Check out this short video, taken in a backyard southwest of the Phoenix Sky Harbor Airport. Watch and listen as back-to-back flights demonstrate the last six months of noise impact due to FAA’s NextGen implementation.When FAA turned on NextGen at Phoenix Sky Harbor [KPHX] last September 18th, community noise complaints went through the roof. Just two complaints in August rose to nearly 500 in October! Hardest hit was the historic residential communities along Grand Avenue, to the northwest of KPHX. But the noise increases were in all quadrants, because of three problematic elements within the design of FAA’s KPHX NextGen plan:

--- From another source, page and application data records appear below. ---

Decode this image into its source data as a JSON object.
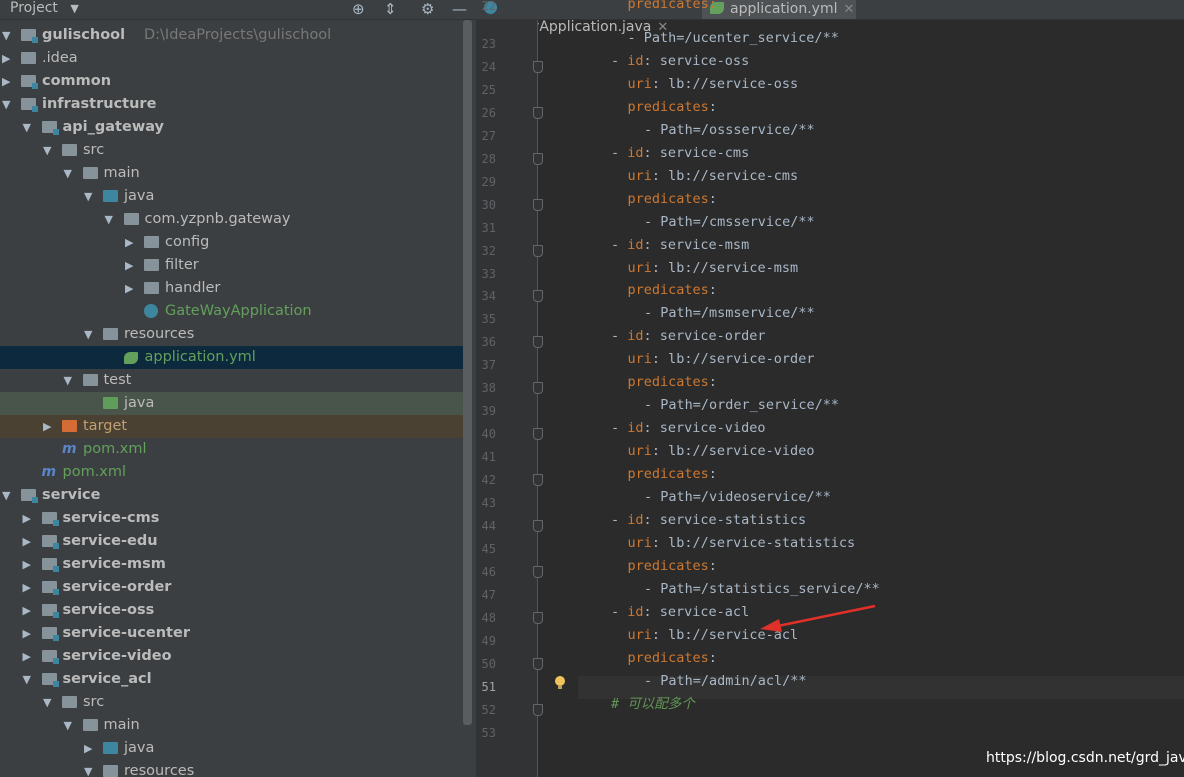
{
  "project_panel": {
    "header_title": "Project",
    "header_icons": [
      "target-icon",
      "collapse-icon",
      "gear-icon",
      "minimize-icon"
    ],
    "tree": [
      {
        "label": "gulischool",
        "path": "D:\\IdeaProjects\\gulischool",
        "bold": true,
        "depth": 0,
        "expanded": true,
        "icon": "module-folder"
      },
      {
        "label": ".idea",
        "depth": 0,
        "expanded": false,
        "icon": "folder"
      },
      {
        "label": "common",
        "bold": true,
        "depth": 0,
        "expanded": false,
        "icon": "module-folder"
      },
      {
        "label": "infrastructure",
        "bold": true,
        "depth": 0,
        "expanded": true,
        "icon": "module-folder"
      },
      {
        "label": "api_gateway",
        "bold": true,
        "depth": 1,
        "expanded": true,
        "icon": "module-folder"
      },
      {
        "label": "src",
        "depth": 2,
        "expanded": true,
        "icon": "folder"
      },
      {
        "label": "main",
        "depth": 3,
        "expanded": true,
        "icon": "folder"
      },
      {
        "label": "java",
        "depth": 4,
        "expanded": true,
        "icon": "source-folder"
      },
      {
        "label": "com.yzpnb.gateway",
        "depth": 5,
        "expanded": true,
        "icon": "package"
      },
      {
        "label": "config",
        "depth": 6,
        "expanded": false,
        "icon": "package"
      },
      {
        "label": "filter",
        "depth": 6,
        "expanded": false,
        "icon": "package"
      },
      {
        "label": "handler",
        "depth": 6,
        "expanded": false,
        "icon": "package"
      },
      {
        "label": "GateWayApplication",
        "depth": 6,
        "icon": "spring-class",
        "color": "green"
      },
      {
        "label": "resources",
        "depth": 4,
        "expanded": true,
        "icon": "resources-folder"
      },
      {
        "label": "application.yml",
        "depth": 5,
        "icon": "yml-file",
        "color": "green",
        "selected": true
      },
      {
        "label": "test",
        "depth": 3,
        "expanded": true,
        "icon": "folder"
      },
      {
        "label": "java",
        "depth": 4,
        "icon": "test-folder",
        "highlight": "test"
      },
      {
        "label": "target",
        "depth": 2,
        "expanded": false,
        "icon": "excluded-folder",
        "highlight": "excluded"
      },
      {
        "label": "pom.xml",
        "depth": 2,
        "icon": "maven-file",
        "color": "green"
      },
      {
        "label": "pom.xml",
        "depth": 1,
        "icon": "maven-file",
        "color": "green"
      },
      {
        "label": "service",
        "bold": true,
        "depth": 0,
        "expanded": true,
        "icon": "module-folder"
      },
      {
        "label": "service-cms",
        "bold": true,
        "depth": 1,
        "expanded": false,
        "icon": "module-folder"
      },
      {
        "label": "service-edu",
        "bold": true,
        "depth": 1,
        "expanded": false,
        "icon": "module-folder"
      },
      {
        "label": "service-msm",
        "bold": true,
        "depth": 1,
        "expanded": false,
        "icon": "module-folder"
      },
      {
        "label": "service-order",
        "bold": true,
        "depth": 1,
        "expanded": false,
        "icon": "module-folder"
      },
      {
        "label": "service-oss",
        "bold": true,
        "depth": 1,
        "expanded": false,
        "icon": "module-folder"
      },
      {
        "label": "service-ucenter",
        "bold": true,
        "depth": 1,
        "expanded": false,
        "icon": "module-folder"
      },
      {
        "label": "service-video",
        "bold": true,
        "depth": 1,
        "expanded": false,
        "icon": "module-folder"
      },
      {
        "label": "service_acl",
        "bold": true,
        "depth": 1,
        "expanded": true,
        "icon": "module-folder"
      },
      {
        "label": "src",
        "depth": 2,
        "expanded": true,
        "icon": "folder"
      },
      {
        "label": "main",
        "depth": 3,
        "expanded": true,
        "icon": "folder"
      },
      {
        "label": "java",
        "depth": 4,
        "expanded": false,
        "icon": "source-folder"
      },
      {
        "label": "resources",
        "depth": 4,
        "expanded": true,
        "icon": "resources-folder"
      }
    ]
  },
  "tabs": [
    {
      "label": "GateWayApplication.java",
      "icon": "spring-class",
      "active": false
    },
    {
      "label": "application.yml",
      "icon": "yml-file",
      "active": true
    }
  ],
  "editor": {
    "first_line_partial": {
      "number": "22",
      "text": "predicates:"
    },
    "current_line": "51",
    "lines": [
      {
        "number": "23",
        "indent": 3,
        "parts": [
          {
            "t": "- Path=/ucenter_service/**",
            "c": "v"
          }
        ]
      },
      {
        "number": "24",
        "indent": 2,
        "parts": [
          {
            "t": "- ",
            "c": "v"
          },
          {
            "t": "id",
            "c": "k"
          },
          {
            "t": ": service-oss",
            "c": "v"
          }
        ]
      },
      {
        "number": "25",
        "indent": 3,
        "parts": [
          {
            "t": "uri",
            "c": "k"
          },
          {
            "t": ": lb://service-oss",
            "c": "v"
          }
        ]
      },
      {
        "number": "26",
        "indent": 3,
        "parts": [
          {
            "t": "predicates",
            "c": "k"
          },
          {
            "t": ":",
            "c": "v"
          }
        ]
      },
      {
        "number": "27",
        "indent": 4,
        "parts": [
          {
            "t": "- Path=/ossservice/**",
            "c": "v"
          }
        ]
      },
      {
        "number": "28",
        "indent": 2,
        "parts": [
          {
            "t": "- ",
            "c": "v"
          },
          {
            "t": "id",
            "c": "k"
          },
          {
            "t": ": service-cms",
            "c": "v"
          }
        ]
      },
      {
        "number": "29",
        "indent": 3,
        "parts": [
          {
            "t": "uri",
            "c": "k"
          },
          {
            "t": ": lb://service-cms",
            "c": "v"
          }
        ]
      },
      {
        "number": "30",
        "indent": 3,
        "parts": [
          {
            "t": "predicates",
            "c": "k"
          },
          {
            "t": ":",
            "c": "v"
          }
        ]
      },
      {
        "number": "31",
        "indent": 4,
        "parts": [
          {
            "t": "- Path=/cmsservice/**",
            "c": "v"
          }
        ]
      },
      {
        "number": "32",
        "indent": 2,
        "parts": [
          {
            "t": "- ",
            "c": "v"
          },
          {
            "t": "id",
            "c": "k"
          },
          {
            "t": ": service-msm",
            "c": "v"
          }
        ]
      },
      {
        "number": "33",
        "indent": 3,
        "parts": [
          {
            "t": "uri",
            "c": "k"
          },
          {
            "t": ": lb://service-msm",
            "c": "v"
          }
        ]
      },
      {
        "number": "34",
        "indent": 3,
        "parts": [
          {
            "t": "predicates",
            "c": "k"
          },
          {
            "t": ":",
            "c": "v"
          }
        ]
      },
      {
        "number": "35",
        "indent": 4,
        "parts": [
          {
            "t": "- Path=/msmservice/**",
            "c": "v"
          }
        ]
      },
      {
        "number": "36",
        "indent": 2,
        "parts": [
          {
            "t": "- ",
            "c": "v"
          },
          {
            "t": "id",
            "c": "k"
          },
          {
            "t": ": service-order",
            "c": "v"
          }
        ]
      },
      {
        "number": "37",
        "indent": 3,
        "parts": [
          {
            "t": "uri",
            "c": "k"
          },
          {
            "t": ": lb://service-order",
            "c": "v"
          }
        ]
      },
      {
        "number": "38",
        "indent": 3,
        "parts": [
          {
            "t": "predicates",
            "c": "k"
          },
          {
            "t": ":",
            "c": "v"
          }
        ]
      },
      {
        "number": "39",
        "indent": 4,
        "parts": [
          {
            "t": "- Path=/order_service/**",
            "c": "v"
          }
        ]
      },
      {
        "number": "40",
        "indent": 2,
        "parts": [
          {
            "t": "- ",
            "c": "v"
          },
          {
            "t": "id",
            "c": "k"
          },
          {
            "t": ": service-video",
            "c": "v"
          }
        ]
      },
      {
        "number": "41",
        "indent": 3,
        "parts": [
          {
            "t": "uri",
            "c": "k"
          },
          {
            "t": ": lb://service-video",
            "c": "v"
          }
        ]
      },
      {
        "number": "42",
        "indent": 3,
        "parts": [
          {
            "t": "predicates",
            "c": "k"
          },
          {
            "t": ":",
            "c": "v"
          }
        ]
      },
      {
        "number": "43",
        "indent": 4,
        "parts": [
          {
            "t": "- Path=/videoservice/**",
            "c": "v"
          }
        ]
      },
      {
        "number": "44",
        "indent": 2,
        "parts": [
          {
            "t": "- ",
            "c": "v"
          },
          {
            "t": "id",
            "c": "k"
          },
          {
            "t": ": service-statistics",
            "c": "v"
          }
        ]
      },
      {
        "number": "45",
        "indent": 3,
        "parts": [
          {
            "t": "uri",
            "c": "k"
          },
          {
            "t": ": lb://service-statistics",
            "c": "v"
          }
        ]
      },
      {
        "number": "46",
        "indent": 3,
        "parts": [
          {
            "t": "predicates",
            "c": "k"
          },
          {
            "t": ":",
            "c": "v"
          }
        ]
      },
      {
        "number": "47",
        "indent": 4,
        "parts": [
          {
            "t": "- Path=/statistics_service/**",
            "c": "v"
          }
        ]
      },
      {
        "number": "48",
        "indent": 2,
        "parts": [
          {
            "t": "- ",
            "c": "v"
          },
          {
            "t": "id",
            "c": "k"
          },
          {
            "t": ": service-acl",
            "c": "v"
          }
        ]
      },
      {
        "number": "49",
        "indent": 3,
        "parts": [
          {
            "t": "uri",
            "c": "k"
          },
          {
            "t": ": lb://service-acl",
            "c": "v"
          }
        ]
      },
      {
        "number": "50",
        "indent": 3,
        "parts": [
          {
            "t": "predicates",
            "c": "k"
          },
          {
            "t": ":",
            "c": "v"
          }
        ]
      },
      {
        "number": "51",
        "indent": 4,
        "parts": [
          {
            "t": "- Path=/admin/acl/**",
            "c": "v"
          }
        ]
      },
      {
        "number": "52",
        "indent": 2,
        "parts": [
          {
            "t": "# 可以配多个",
            "c": "cm"
          }
        ]
      },
      {
        "number": "53",
        "indent": 0,
        "parts": []
      }
    ]
  },
  "annotation": {
    "description": "red-arrow-pointing-to-line-48",
    "color": "#e0302a"
  },
  "watermark": "https://blog.csdn.net/grd_java",
  "colors": {
    "keyword": "#cc7832",
    "value": "#a9b7c6",
    "comment": "#629755",
    "green_file": "#62a05b",
    "selection": "#0d293e"
  }
}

- FAA set up new departure procedures that mandate pilots turn at lower altitudes, much closer to the departure points.
- The very design of NextGen focuses routes sharply onto thin lines. Thus, traffic that was previously dispersed over many miles of slightly randomized routes is now focused over the same house, with repetitive noise events, minute after minute after minute.
- Tightening the turns (closer to the airport) creates compression. Because these departures are turned closer to the airport, flights under them (such as helicopters and small GA airplanes flying through) have less space to maneuver, thus tend to fly lower to the ground and closer to impacted residences.
So, Where is Laveen?
One of the impacted communities is Laveen, to the southwest of Sky Harbor. This is an area of farmlands transitioning to residential subdivisions. Under NextGen, when KPHX is in a west flow, departures toward Texas and Florida make a left turn at 1,640 feet altitude. Similarly, other departures generally east (most from New York to Atlanta, and even a few Chicago flights) usually make left turns. The problem is, the KPHX airport elevation is 1,135 feet; thus, FAA is directing these departures to start their turns at just 500-feet above the surface (AGL). A 500-foot AGL turn is OK in many cases, but not when it points flights toward residential areas … as it does at Laveen.
Prior to September 18th, these departures would turn left to heading 240, then continue straight ahead until a 9-mile fix (aka 9-DME), THEN start another left turn. With FAA’s NextGen routes, flights are lower and further east (closer to KPHX), plus they start their second (southbound) turn earlier. The RNAV departures being touted by FAA are KATMN2 and FTHLS2, and both require pilots to remain at or below 8,000 feet MSL (mean sea level) until after BUNEE. As shown at right, both of these new departures are taking off, turning direct to DAVZZ, then direct to VANZZ, and then direct to BUNEE.
The change is clearly viewable in the diagram below. The letters PHX represent the airport. The red box marks the Laveen area. Blue lines represent the old departure patterns; green lines represent the new departure patterns, under FAA’s NextGen. Notice how the green routes are thin and concentrated, versus the dispersed pattern for older blue routes. Also, in the area southwest of PHX, notice how the old 240-headings to 9-DME push the departure pattern further west (and higher) versus the new NextGen routes. The new NextGen lines are green; the new NextGen program is anything but green.
And why did FAA implement these changes?
Well, it is this simple. FAA collects billions of dollars each year, mostly from airline passenger taxes. They want (need?) to spend these billions each year on airport expansions and technological upgrades, to support the industry. But, the overall airline system has been downsizing for more than a decade, with far fewer flights today than during the peak years of the late 1990’s. Plus, the airlines are understandably averse to spending, especially since most airlines already have (and have been using!) the basic satellite-nav technologies to gain more direct routes and better efficiencies. FAA still wants the airlines to buy more of what they do not need, so they resisted. The airlines said ‘NO’ to FAA’s early NextGen proposals. FAA had to get the airline support, so they traded away environmental impact, granting the airlines minor fuel (and cost) savings via earlier and lower departure turns. They whitewash NextGen with a flood of distorted propaganda, suggesting the technologies are new and efficient and safer. In reality, it is all just a bad and fraudulent sales job.
In the Phoenix area and in other impacted cities (Boston, Minneapolis, Seattle…), hundreds of thousands of airport neighbors will testify to the fact:
“Hey, FAA, these NextGen departures are failing!”